News Item: Owners of problem flats give cautious welcome to UK cladding move
Owners of flats built with combustible cladding have welcomed a UK government move to make developers contribute more to the cost of its removal following the deadly 2017 Grenfell Tower fire but say much more is needed.
“I would say it’s a step in the right direction, but it’s certainly not a solution,” said Lucy Brown, 47, a financial headhunter who lives on the top two floors of an apartment block in London’s Docklands.
Housing Secretary Michael Gove on Monday said he wants the construction industry to stump up around £4 billion ($5.4 billion, 4.8 billion euros) to cover the expense of removing the dangerous cladding from apartment buildings between 11 and 18 metres (36-59 feet) tall.
The move marked a U-turn on heavily criticised plans announced early last year which would have required flat owners with unsafe material on their properties to access a low-interest loan scheme to help pay for the removal costs.
Brown, whose apartment block is around 18 metres high, says she still has no idea when the cladding around her flat will be removed, or how much she will be charged.
“This makes it very difficult to sell,” said mother-of-three Brown, who is part of the End Our Cladding Scandal (EOCS) campaign.
“Because anybody looking to buy the flats will have to take on what’s essentially an uncapped charge to remediate the buildings and make them safe.”
– Huge costs –
Gove’s new proposals came after more than four years of inaction and wrangling with the property industry following the June 2017 blaze in west London that killed 72.
An official report blamed highly combustible cladding fixed to the 24-storey block as the “principal reason” the fire spread. A public inquiry is still going on.
Brown says the cost of making a flat safe — wrapping the building in plastic sheets and keeping all the windows closed for up to a year — can be £200,000.
“And also typically when the cladding comes off, is when they find out the full extent of the defects, and what else needs to be remedied,” said Brown.
She felt let down by a “systematic failure” and concerned about her family’s safety.
“We had to have very difficult discussions with our three daughters, we had to explain to them all of the measures that they needed to do in the event of a fire because having cladding on the building means that you’ve got minutes before it spreads everywhere,” she said.
Her youngest daughter, aged nine, “can’t sleep at night unless she sleeps in our room because she’s so worried about fire happening in the middle of the night”.
She added: “All three of the girls have nightmares.”
– Lack of protection –
Grenfell was Britain’s deadliest domestic fire since World War II.
It left thousands of leaseholders facing rising costs — from increased insurance premiums to, in some cases, having to pay for round-the-clock fire marshal patrols.

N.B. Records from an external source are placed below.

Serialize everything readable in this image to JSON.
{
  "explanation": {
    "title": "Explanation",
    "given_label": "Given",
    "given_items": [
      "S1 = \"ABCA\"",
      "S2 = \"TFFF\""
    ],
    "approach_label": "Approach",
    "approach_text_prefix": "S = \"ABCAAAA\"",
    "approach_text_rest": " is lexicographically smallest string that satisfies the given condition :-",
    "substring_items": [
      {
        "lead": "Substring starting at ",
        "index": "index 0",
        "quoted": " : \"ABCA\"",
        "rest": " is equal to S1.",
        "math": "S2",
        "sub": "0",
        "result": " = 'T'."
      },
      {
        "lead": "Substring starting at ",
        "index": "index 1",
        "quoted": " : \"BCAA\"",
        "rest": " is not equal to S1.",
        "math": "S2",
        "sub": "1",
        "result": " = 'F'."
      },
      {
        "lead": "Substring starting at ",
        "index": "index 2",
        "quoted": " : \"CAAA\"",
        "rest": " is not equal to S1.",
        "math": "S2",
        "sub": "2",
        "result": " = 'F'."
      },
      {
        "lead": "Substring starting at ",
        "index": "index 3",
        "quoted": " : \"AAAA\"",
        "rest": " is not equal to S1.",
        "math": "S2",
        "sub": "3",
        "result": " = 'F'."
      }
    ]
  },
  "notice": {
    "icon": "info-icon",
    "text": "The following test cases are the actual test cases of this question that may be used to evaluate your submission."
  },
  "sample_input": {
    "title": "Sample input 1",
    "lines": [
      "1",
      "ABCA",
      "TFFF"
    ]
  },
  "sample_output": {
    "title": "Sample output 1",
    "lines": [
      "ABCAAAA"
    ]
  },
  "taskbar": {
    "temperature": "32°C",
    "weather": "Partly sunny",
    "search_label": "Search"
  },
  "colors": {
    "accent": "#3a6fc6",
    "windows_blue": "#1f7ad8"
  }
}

They have been unable to sell or rent their flats because mortgage providers are unwilling to lend on the properties or because of other resulting restrictions.

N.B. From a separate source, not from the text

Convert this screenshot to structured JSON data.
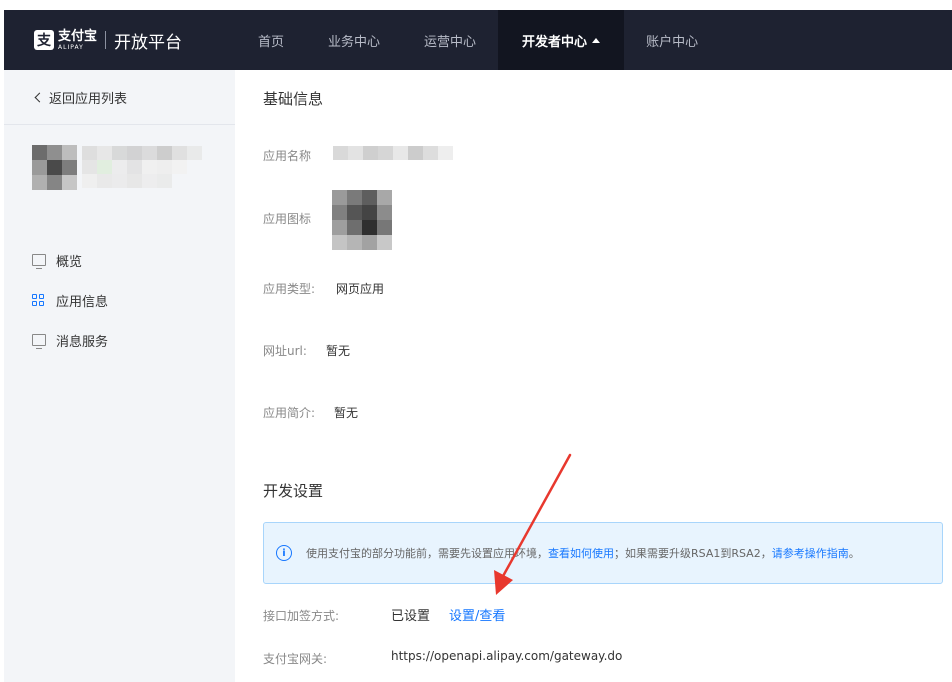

Amid the ongoing blame game over who should pay for apartment blocks to be fixed, Brown says building managing agents are “ramping up all the charges they can, because they know that flat owners really have no recourse.
“We really have no oversight over how our money’s being spent,” she said, calling for a “full solution” — including for buildings under 11 metres high, which are not currently covered by any government plan.
Her neighbour, Liam Spender, 37, a lawyer who is also part of the EOCS campaign, said it was too early to know what the impact of the government U-turn would be.
In England, if you own a flat you’re a leaseholder, but the landlord is the owner of the freehold, the land on which the building is situated — and leaseholders are liable for ground rent.
Spender said he bought his flat, at the top of a nearby five-storey building, in 2019. “None of the surveys I had done indicated there was any issue,” he said.
Around a year after moving in, he received a letter from the landlord saying the cladding was flammable and that flat owners would be expected to pay to remove it.
“It’s astounding,” said Spender.
“There’s so little protection for people buying flats and houses, you have more protection buying a sandwich than you do buying a flat or a house in this country as the law currently stands.”
The current predicament for thousands of flat owners — the total number of those affected nationwide is unknown — is the result of a “decades-long failure”, he said.
“Successive governments have favoured loosening regulations, making it easier to do business. And I’m afraid this is the consequence of that choice.”